→ **Task objective**:
Which lines of the data contain the string "that"? Show each of them.

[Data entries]
Start of Block

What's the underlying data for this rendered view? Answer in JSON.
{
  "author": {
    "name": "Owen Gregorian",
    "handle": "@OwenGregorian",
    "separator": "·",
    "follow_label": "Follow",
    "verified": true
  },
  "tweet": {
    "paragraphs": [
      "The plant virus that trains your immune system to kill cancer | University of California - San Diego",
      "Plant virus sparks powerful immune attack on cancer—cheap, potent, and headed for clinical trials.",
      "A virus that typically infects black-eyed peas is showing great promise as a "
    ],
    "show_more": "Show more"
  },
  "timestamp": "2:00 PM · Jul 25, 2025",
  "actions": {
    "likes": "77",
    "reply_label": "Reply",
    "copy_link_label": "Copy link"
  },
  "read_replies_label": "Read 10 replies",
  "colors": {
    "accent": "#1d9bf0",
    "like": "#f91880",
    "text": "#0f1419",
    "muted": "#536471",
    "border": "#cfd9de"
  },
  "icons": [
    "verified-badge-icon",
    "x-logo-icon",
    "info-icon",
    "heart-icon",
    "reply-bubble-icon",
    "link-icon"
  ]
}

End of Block

→ **Finished exercise**:
      "The plant virus that trains your immune system to kill cancer | University of California - San Diego",
      "A virus that typically infects black-eyed peas is showing great promise as a "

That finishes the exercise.